The "Klub Hopping" Challenge

Article by Dr Melanie Sully in the Wiener Zeitung 19.8. 2015 p. 2 "Die Klub-Hopper-Herausforderung". In many parliaments MPs cross the floor to join another group; in some there are restrictions and in most problems ensue. Here a comparative analysis with reference to the situation in Austria (English summary click here)

The Klub-Hopper Challenge

English adaptation of op ed that appeared in German in the Wiener Zeitung 19.8. 2015

by Dr Melanie Sully

Switches in party allegiance in parliaments are not uncommon as for example in the Czech Republic and Romania although in some countries such as Estonia and Bulgaria there are restrictions. Bills to ban outright such defections have been consistently defeated in the Canadian parliament. A Law in New Zealand forbidding party switches proved unworkable and was abandoned. Concerns were raised about conflicts with freedom of association and the failure to cover adequately “legitimate dissent” or cases where a Member of Parliament genuinely disagrees with the party or where the party line deviated from the electoral platform on which it was elected.

The reasons for the change in party allegiance are important but difficult to pin down. There could be “goodies” deriving from being in a government party. Additional speaking time in the plenary or committees and the chance to be part of a more effective group. The prospect of a secure seat at the next election could be an added survival carrot. Banning such switches is justified by some as a kind of anti-corruption measure.
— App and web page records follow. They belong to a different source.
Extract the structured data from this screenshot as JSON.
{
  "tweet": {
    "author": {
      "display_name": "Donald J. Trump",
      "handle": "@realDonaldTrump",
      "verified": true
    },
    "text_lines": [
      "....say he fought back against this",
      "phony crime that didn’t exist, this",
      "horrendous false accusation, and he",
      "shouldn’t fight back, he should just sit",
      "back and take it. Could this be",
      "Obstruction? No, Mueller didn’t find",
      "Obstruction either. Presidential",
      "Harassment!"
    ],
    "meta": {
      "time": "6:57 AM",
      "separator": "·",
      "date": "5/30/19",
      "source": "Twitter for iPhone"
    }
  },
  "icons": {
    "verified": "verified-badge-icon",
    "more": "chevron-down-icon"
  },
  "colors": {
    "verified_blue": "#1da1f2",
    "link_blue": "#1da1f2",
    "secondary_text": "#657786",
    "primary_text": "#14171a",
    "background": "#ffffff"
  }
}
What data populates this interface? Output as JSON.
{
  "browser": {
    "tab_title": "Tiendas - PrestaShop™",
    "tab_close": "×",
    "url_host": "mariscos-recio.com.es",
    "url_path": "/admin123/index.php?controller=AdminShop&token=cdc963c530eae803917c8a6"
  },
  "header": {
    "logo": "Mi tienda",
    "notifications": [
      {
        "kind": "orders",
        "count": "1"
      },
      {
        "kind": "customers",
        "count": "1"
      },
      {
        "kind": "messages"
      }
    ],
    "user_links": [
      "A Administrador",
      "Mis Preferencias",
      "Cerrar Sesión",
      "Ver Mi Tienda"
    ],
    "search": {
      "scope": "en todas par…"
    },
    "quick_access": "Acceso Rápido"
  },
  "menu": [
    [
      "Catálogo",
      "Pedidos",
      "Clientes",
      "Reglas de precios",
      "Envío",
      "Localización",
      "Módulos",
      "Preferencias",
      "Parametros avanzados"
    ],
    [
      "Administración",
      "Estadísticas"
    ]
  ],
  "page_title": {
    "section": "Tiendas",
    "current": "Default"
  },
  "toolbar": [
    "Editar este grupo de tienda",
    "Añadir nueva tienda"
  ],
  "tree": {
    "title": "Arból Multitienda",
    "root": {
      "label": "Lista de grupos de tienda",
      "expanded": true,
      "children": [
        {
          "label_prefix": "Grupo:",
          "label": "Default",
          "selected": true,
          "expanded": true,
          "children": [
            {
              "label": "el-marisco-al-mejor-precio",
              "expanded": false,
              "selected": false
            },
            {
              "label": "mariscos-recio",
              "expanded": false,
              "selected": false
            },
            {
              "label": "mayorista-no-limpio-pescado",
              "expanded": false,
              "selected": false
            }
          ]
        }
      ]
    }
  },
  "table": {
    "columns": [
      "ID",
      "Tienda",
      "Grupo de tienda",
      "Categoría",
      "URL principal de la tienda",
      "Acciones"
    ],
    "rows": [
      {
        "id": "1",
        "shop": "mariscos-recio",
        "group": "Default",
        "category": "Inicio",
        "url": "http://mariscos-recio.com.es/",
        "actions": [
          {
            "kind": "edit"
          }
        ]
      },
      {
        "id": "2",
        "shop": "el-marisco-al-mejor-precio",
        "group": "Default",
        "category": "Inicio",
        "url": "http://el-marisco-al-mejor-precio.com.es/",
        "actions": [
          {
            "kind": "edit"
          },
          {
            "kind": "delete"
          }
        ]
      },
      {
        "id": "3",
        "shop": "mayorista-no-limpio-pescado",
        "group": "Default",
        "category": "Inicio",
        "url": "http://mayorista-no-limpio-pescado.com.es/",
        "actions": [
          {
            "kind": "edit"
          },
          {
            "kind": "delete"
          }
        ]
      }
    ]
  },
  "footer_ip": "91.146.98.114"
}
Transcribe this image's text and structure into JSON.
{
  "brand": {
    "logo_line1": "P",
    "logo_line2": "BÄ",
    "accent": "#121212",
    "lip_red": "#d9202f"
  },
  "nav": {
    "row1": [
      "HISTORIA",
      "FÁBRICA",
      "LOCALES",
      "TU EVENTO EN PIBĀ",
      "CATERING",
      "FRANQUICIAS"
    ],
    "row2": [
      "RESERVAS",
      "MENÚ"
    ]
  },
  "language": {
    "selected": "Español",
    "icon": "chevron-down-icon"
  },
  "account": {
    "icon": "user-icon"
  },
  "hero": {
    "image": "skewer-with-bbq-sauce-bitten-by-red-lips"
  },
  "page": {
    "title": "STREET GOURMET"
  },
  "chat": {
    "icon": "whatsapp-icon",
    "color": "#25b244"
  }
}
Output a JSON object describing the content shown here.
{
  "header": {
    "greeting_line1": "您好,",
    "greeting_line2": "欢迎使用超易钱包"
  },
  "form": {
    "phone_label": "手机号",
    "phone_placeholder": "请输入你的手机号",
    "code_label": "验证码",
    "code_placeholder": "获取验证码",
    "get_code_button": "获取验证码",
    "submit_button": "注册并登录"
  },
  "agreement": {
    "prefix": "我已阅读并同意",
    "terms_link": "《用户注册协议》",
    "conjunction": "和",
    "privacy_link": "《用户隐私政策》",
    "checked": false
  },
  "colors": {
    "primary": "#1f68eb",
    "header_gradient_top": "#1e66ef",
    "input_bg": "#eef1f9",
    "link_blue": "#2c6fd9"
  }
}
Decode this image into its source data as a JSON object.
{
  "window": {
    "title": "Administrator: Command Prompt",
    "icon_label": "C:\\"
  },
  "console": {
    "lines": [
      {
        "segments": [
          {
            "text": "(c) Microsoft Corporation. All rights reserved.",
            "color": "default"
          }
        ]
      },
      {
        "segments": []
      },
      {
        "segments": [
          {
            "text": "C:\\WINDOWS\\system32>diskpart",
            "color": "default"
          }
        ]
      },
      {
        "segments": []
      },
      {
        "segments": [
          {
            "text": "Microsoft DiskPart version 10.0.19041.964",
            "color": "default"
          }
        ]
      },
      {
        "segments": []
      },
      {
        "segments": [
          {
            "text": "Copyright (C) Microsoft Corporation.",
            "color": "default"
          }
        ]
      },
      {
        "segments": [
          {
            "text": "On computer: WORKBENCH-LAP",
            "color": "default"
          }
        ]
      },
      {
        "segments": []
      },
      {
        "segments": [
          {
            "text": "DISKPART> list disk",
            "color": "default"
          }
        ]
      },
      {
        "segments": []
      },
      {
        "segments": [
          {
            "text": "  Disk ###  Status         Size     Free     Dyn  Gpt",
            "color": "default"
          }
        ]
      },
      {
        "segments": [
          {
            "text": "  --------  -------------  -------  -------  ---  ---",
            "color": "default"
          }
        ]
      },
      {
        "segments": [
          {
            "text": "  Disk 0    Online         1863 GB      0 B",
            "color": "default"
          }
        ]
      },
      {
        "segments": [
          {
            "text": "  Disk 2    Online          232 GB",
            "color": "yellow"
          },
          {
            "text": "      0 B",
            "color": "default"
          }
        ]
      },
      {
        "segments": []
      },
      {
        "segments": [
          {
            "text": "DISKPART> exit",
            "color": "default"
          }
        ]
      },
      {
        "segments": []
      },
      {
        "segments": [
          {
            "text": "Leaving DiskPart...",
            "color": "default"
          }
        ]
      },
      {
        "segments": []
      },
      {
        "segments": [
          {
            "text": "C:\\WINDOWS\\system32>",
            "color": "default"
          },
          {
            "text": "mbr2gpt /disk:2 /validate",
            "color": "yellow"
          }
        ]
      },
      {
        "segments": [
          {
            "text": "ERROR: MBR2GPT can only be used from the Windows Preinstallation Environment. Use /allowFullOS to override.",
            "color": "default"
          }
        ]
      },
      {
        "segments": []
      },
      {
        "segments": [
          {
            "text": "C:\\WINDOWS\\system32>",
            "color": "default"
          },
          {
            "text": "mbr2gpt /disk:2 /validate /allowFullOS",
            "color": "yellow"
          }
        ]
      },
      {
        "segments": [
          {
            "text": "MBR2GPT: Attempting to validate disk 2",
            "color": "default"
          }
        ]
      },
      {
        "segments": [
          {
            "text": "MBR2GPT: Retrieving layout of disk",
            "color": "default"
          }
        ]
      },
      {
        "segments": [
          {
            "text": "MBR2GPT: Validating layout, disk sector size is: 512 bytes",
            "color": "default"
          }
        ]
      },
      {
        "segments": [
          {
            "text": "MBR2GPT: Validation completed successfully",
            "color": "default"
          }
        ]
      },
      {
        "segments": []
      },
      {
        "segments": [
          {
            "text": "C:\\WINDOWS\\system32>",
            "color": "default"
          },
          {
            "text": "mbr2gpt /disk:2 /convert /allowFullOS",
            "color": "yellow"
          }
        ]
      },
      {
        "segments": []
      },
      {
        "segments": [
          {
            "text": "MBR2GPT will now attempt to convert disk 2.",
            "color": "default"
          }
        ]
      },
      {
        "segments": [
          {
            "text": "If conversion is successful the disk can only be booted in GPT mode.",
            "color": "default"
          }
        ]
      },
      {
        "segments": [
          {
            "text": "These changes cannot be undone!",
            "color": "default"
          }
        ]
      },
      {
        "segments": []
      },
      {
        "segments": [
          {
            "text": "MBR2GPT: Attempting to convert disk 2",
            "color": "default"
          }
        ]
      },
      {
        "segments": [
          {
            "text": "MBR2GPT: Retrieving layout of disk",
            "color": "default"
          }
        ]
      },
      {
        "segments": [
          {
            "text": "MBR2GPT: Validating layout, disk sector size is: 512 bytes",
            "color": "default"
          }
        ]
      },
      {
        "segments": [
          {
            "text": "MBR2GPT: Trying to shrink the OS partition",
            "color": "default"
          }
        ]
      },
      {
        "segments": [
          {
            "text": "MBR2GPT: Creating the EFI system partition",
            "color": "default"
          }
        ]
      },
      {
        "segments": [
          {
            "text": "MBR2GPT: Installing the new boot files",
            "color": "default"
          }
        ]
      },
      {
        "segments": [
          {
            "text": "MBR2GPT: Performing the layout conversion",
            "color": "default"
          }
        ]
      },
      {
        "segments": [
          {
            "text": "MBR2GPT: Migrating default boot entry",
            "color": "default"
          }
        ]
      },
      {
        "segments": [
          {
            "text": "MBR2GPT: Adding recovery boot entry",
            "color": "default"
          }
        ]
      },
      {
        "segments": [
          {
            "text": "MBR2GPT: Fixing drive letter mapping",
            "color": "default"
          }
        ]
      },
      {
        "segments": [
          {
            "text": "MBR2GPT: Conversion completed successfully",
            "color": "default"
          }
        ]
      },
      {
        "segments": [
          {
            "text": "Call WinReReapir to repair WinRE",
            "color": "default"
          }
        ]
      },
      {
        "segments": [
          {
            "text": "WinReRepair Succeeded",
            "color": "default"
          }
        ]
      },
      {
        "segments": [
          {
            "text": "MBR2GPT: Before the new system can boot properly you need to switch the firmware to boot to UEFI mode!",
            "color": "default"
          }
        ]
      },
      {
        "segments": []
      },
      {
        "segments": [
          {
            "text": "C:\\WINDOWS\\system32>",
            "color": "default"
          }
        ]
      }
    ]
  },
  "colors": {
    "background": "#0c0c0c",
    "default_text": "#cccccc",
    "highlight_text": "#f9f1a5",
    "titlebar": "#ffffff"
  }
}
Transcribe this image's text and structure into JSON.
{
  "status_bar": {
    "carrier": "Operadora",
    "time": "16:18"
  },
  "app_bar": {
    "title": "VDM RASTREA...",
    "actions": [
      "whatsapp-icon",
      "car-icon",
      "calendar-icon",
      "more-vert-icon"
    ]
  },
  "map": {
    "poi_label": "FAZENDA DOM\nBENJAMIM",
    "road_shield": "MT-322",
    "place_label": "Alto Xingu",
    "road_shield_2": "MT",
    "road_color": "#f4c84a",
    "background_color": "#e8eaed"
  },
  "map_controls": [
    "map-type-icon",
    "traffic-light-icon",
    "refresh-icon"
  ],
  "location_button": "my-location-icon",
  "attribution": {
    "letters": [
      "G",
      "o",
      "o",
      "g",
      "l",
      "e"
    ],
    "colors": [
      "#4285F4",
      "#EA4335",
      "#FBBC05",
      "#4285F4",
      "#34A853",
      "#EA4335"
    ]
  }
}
The desire by an MP to better represent their voters in a government party rather than in opposition may be seen as admirable but it could be understood by the public as crass opportunism. In addition the job of an MP is to furnish through parliamentary groups a dynamic interaction between government and opposition. Switches to government groups undermine the opposition and potentially the control function of the legislature. Especially problematic is when the switch involves movements in public funding and/or a change in a government coalition. The free mandate is not an absolute as is shown by the fact that the Klubs send their people to the committees and can withdraw them at any time. There they are expected to represent the views of the respective group.

Whereas the public may go along with a genuine one-off switch in loyalty, frequent changes can be seen negatively. It brings the institution of parliament into disrepute and increases the widespread feeling of cynicism that power games ultimately determine our political life. Apathy can be the result and the average voter may also struggle in the end to remember which party a political nomad belonged to at a specific time.

But the current unease with the Klub Hoppers in Austria is symptomatic of a deeper malaise in the body politic. A parliament with predictable voting and ritualistc speeches with overcoached politicians does little to inspire. Changes in the media treatment of politics could help revitalise interest with active audience participation making politicians accountable through live question times in the studio. The architects of political hopping could then explain their moves, increase transparency and have the chance to rebuild trust.